They are not equivalent, most notably in contexts where a conversion is required, for example when
To paraphrase the standard (8.5/14) :
Direct initialization like
is necessary when the type in question, here
A copy initialization, like
requires an accessible copy constructor, because it's performed as if a temporary object is created on the right hand side of
In the other direction, in C++98 the copy initialization syntax is needed in order to use curly braces initializers. For example, direct initialization can't be used to initialize an aggregate. But you can use copy initialization with a curly braces initializer:
So, there are significant differences.

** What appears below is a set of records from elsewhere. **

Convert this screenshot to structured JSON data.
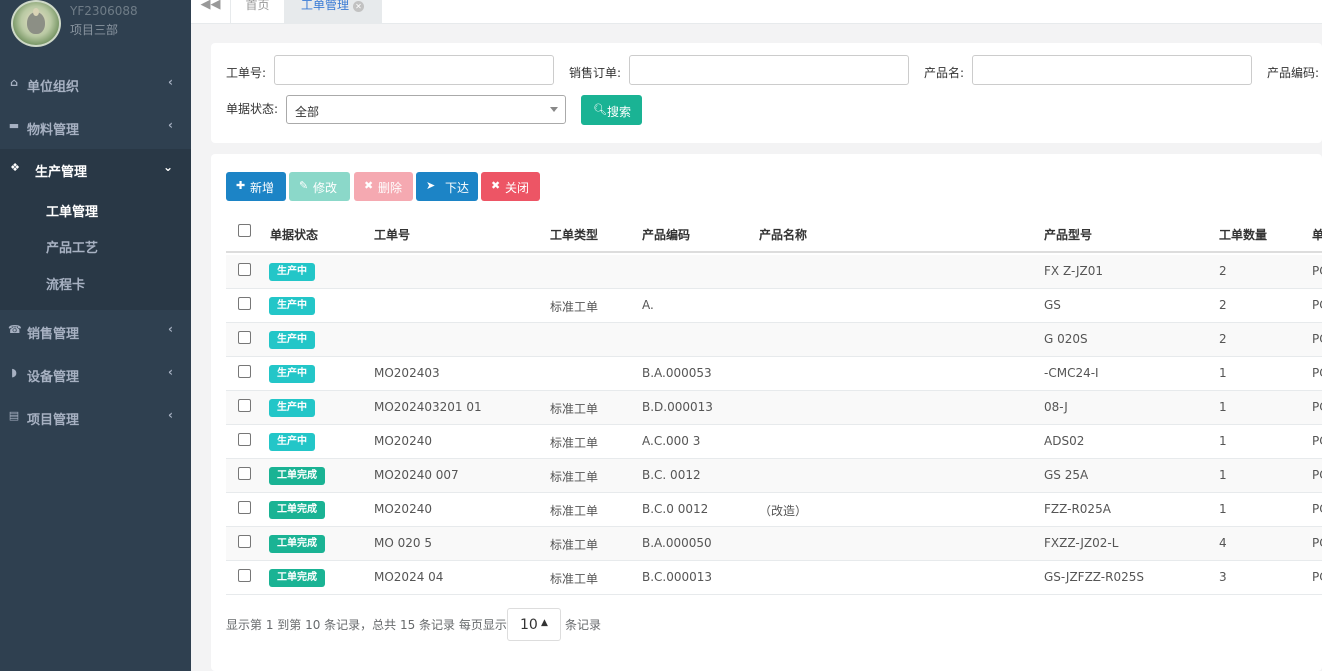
{
  "profile": {
    "user_id": "YF2306088",
    "department": "项目三部"
  },
  "sidebar": {
    "items": [
      {
        "label": "单位组织",
        "icon": "home-icon"
      },
      {
        "label": "物料管理",
        "icon": "folder-icon"
      },
      {
        "label": "生产管理",
        "icon": "cubes-icon"
      },
      {
        "label": "销售管理",
        "icon": "phone-icon"
      },
      {
        "label": "设备管理",
        "icon": "shield-icon"
      },
      {
        "label": "项目管理",
        "icon": "file-icon"
      }
    ],
    "sub_items": [
      {
        "label": "工单管理"
      },
      {
        "label": "产品工艺"
      },
      {
        "label": "流程卡"
      }
    ]
  },
  "tabs": {
    "home": "首页",
    "active": "工单管理"
  },
  "search": {
    "labels": {
      "order_no": "工单号:",
      "sales_order": "销售订单:",
      "product_name": "产品名:",
      "product_code": "产品编码:",
      "doc_status": "单据状态:"
    },
    "status_value": "全部",
    "search_button": "搜索"
  },
  "toolbar": {
    "add": "新增",
    "edit": "修改",
    "delete": "删除",
    "issue": "下达",
    "close": "关闭"
  },
  "table": {
    "headers": [
      "单据状态",
      "工单号",
      "工单类型",
      "产品编码",
      "产品名称",
      "产品型号",
      "工单数量",
      "单"
    ],
    "rows": [
      {
        "status": "生产中",
        "status_type": "inprod",
        "order_no": "",
        "type": "",
        "code": "",
        "name": "",
        "model": "FX Z-JZ01",
        "qty": "2",
        "unit": "PC"
      },
      {
        "status": "生产中",
        "status_type": "inprod",
        "order_no": "",
        "type": "标准工单",
        "code": "A.",
        "name": "",
        "model": "GS",
        "qty": "2",
        "unit": "PC"
      },
      {
        "status": "生产中",
        "status_type": "inprod",
        "order_no": "",
        "type": "",
        "code": "",
        "name": "",
        "model": "G 020S",
        "qty": "2",
        "unit": "PC"
      },
      {
        "status": "生产中",
        "status_type": "inprod",
        "order_no": "MO202403",
        "type": "",
        "code": "B.A.000053",
        "name": "",
        "model": "-CMC24-I",
        "qty": "1",
        "unit": "PC"
      },
      {
        "status": "生产中",
        "status_type": "inprod",
        "order_no": "MO202403201 01",
        "type": "标准工单",
        "code": "B.D.000013",
        "name": "",
        "model": "08-J",
        "qty": "1",
        "unit": "PC"
      },
      {
        "status": "生产中",
        "status_type": "inprod",
        "order_no": "MO20240",
        "type": "标准工单",
        "code": "A.C.000 3",
        "name": "",
        "model": "ADS02",
        "qty": "1",
        "unit": "PC"
      },
      {
        "status": "工单完成",
        "status_type": "done",
        "order_no": "MO20240 007",
        "type": "标准工单",
        "code": "B.C. 0012",
        "name": "",
        "model": "GS 25A",
        "qty": "1",
        "unit": "PC"
      },
      {
        "status": "工单完成",
        "status_type": "done",
        "order_no": "MO20240",
        "type": "标准工单",
        "code": "B.C.0 0012",
        "name": "（改造）",
        "model": "FZZ-R025A",
        "qty": "1",
        "unit": "PC"
      },
      {
        "status": "工单完成",
        "status_type": "done",
        "order_no": "MO 020 5",
        "type": "标准工单",
        "code": "B.A.000050",
        "name": "",
        "model": "FXZZ-JZ02-L",
        "qty": "4",
        "unit": "PC"
      },
      {
        "status": "工单完成",
        "status_type": "done",
        "order_no": "MO2024 04",
        "type": "标准工单",
        "code": "B.C.000013",
        "name": "",
        "model": "GS-JZFZZ-R025S",
        "qty": "3",
        "unit": "PC"
      }
    ]
  },
  "pager": {
    "summary": "显示第 1 到第 10 条记录，总共 15 条记录 每页显示",
    "page_size": "10",
    "suffix": "条记录"
  },
  "colors": {
    "sidebar": "#2f4050",
    "primary": "#1c84c6",
    "success": "#1ab394",
    "danger": "#ed5565",
    "info_badge": "#23c6c8"
  }
}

I generally prefer copy initialization syntax because of the clarity. But sometimes, as shown above, direct initialization is, unfortunately, necessary. Some people, e.g. C++ textbook author Francis Glassborow, have instead landed on direct initialization as their preferred initialization syntax (I'm not sure why, it's less clear to my eyes, and introduces the "most vexing parse" problem), and for them it's the necessity of copy initialization in some cases, that is unfortunate.
Cheers & hth.,